by Nancy Lim
Description of Motion1
The lumbar spine bends forward to allow an individual to be able to tie their shoes or pick up a bag of groceries from the floor.
The primary muscles involved with producing lumbar flexion are the Rectus Abdominis, internal oblique, and external obliques.
The nerves that innervate the Rectus Abdominis are the Intercostals (7-11) and Subcostal (T12). The Internal Oblique is innervated by the Intercostals 7-11, Subcostal (T12), and the L1 nerve root. The External Oblique is innervated by the Intercostals (7-11) and Subcostals (T12).
Mobilizing - Increasing Range of Motion
Patient will lie prone with elbows flexed. Patient will extend elbows to come onto their wrist, feeling a stretch on the abdominals. Hold the position for 10 seconds and then slowly flex the elbows to come back down to the mat. Repeat the stretch 10 times for 10 seconds each.
Hip Flexor Stretch
Patient will lie supine on the edge of the mat. Patient will pull the knee that is not against the edge of the mat to their chest. Allow the other leg to hang off the mat. Hold the stretch for 30 seconds while feeling a stretch in the hip flexors. Bring the hanging leg back up the the mat. Slide to the other side of the mat to repeat on the other leg. Perform the stretch on both legs for 30 seconds.
Stability Ball Stretch
Patient will sit on a stability ball and slowly roll the ball onto their backs. Patient will continue to arch back onto the ball while feeling a stretch in their hip flexors. Hold the position for 30 seconds and then roll the ball back towards the starting position. Perform the stretch 10 times for 30 seconds each.
Indications for Stretching
A lumbar flexion mobilization can be done to improve lumbar flexion range of motion, passive physiological movements, and passive accessory movements. It may also help with the patient's level of pain. 2
Refer to the following link to learn more about treatments and indications for stretching with different lumbar pathologies:
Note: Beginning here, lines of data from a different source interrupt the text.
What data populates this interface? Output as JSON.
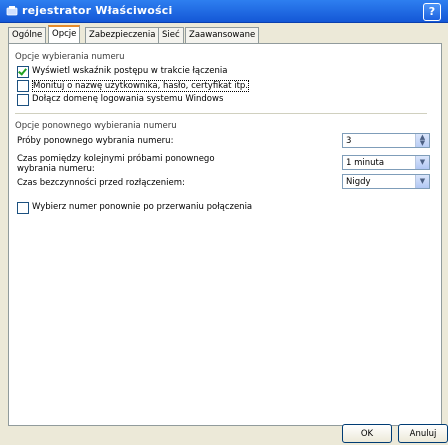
{
  "window": {
    "title": "rejestrator Właściwości",
    "help_label": "?"
  },
  "tabs": [
    "Ogólne",
    "Opcje",
    "Zabezpieczenia",
    "Sieć",
    "Zaawansowane"
  ],
  "dialing": {
    "group_title": "Opcje wybierania numeru",
    "options": [
      {
        "label": "Wyświetl wskaźnik postępu w trakcie łączenia",
        "checked": true
      },
      {
        "label": "Monituj o nazwę użytkownika, hasło, certyfikat itp.",
        "checked": false
      },
      {
        "label": "Dołącz domenę logowania systemu Windows",
        "checked": false
      }
    ]
  },
  "redial": {
    "group_title": "Opcje ponownego wybierania numeru",
    "attempts_label": "Próby ponownego wybrania numeru:",
    "attempts_value": "3",
    "interval_label": "Czas pomiędzy kolejnymi próbami ponownego wybrania numeru:",
    "interval_value": "1 minuta",
    "idle_label": "Czas bezczynności przed rozłączeniem:",
    "idle_value": "Nigdy",
    "redial_checkbox_label": "Wybierz numer ponownie po przerwaniu połączenia",
    "redial_checked": false
  },
  "buttons": {
    "ok": "OK",
    "cancel": "Anuluj"
  }
}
Patient will lie supine and pull their belly towards their spine. Then, lift and alternate legs as if marching. Repeat the exercise for 3 sets of 10 repetitions. Progress the exercise by having a patient do the same exercise while sitting on a stability ball.
Patient will lie supine and press their low back into the mat. Instruct the patient to put one hand under their back and push their back into their hand. Repeat the exercise for 3 sets of 10 repetitions. Progress the exercise by having the patient do pelvic tilts while sitting on a stability ball.
Patient will lie supine. Instruct the patient to pull their belly towards their spine. Holding this position, have the patient lift their hips off of the mat and slowly lower back down. Repeat the exercise for 3 sets of 10 repetitions. Progress the exercise by having the patient bridge up and lift one leg up at a time, as if marching.
Potential Clinical Syndromes or Etiologies
Lumbar spinal stenosis is a frequent pathology often requiring rehabilitation of the lumbar spine into flexion. This involves stretching tight muscles around the lumbar spine and strengthening muscles that are weak to provide more stabilization. 4
Refer to this link to learn more about other clinical syndromes related to the lumbar spine: http://morphopedics.wdfiles.com/local--files/week-ten/McKenzie%20Philosophy%20in%20Treatment%20of%20the%20Lumbar%20Spine%202012.pdf 5
Additional Web Based Resources
- https://www.princeton.edu/uhs/pdfs/Lumbar.pdf 3
- http://morphopedics.wdfiles.com/local--files/week-ten/McKenzie%20Philosophy%20in%20Treatment%20of%20the%20Lumbar%20Spine%202012.pdf 5
- http://umm.edu/programs/spine/health/guides/rehabilitation-for-low-back-pain 6
References (AMA Format)
- Muscles. NYU Langone Medical Center Web Site. http://hjd.med.nyu.edu/spine/patient-education/spine-anatomy/muscles-and-ligaments/muscles. Accessed November 25, 2014.
- Fundamentals of Maitland Mobilizations. Morphopedics Web Site. http://morphopedics.wikidot.com/fundamentals-of-maitland-mobilizations. Accessed December 5, 2014.
- Lumbar/Core Strength and Stability Exercises. Princeton University Athletic Medicine. https://www.princeton.edu/uhs/pdfs/Lumbar.pdf. Accessed December 3, 2014.
- Standard of Care: Lumbar Spinal Stenosis/Physical Therapy Management. Brigham and Women's Hospital, Inc. Department of Rehabilitation Services. Published 2008. Accessed December 5, 2014.
- The Lumbar Spine. Morphopedics Web Site. http://morphopedics.wdfiles.com/local--files/week-ten/McKenzie%20Philosophy%20in%20Treatment%20of%20the%20Lumbar%20Spine%202012.pdf. Accessed December 3, 2014.
- Rehabilitation for Low Back Pain. University of Maryland Medical Center. http://umm.edu/programs/spine/health/guides/rehabilitation-for-low-back-pain. Accessed December 3, 2014.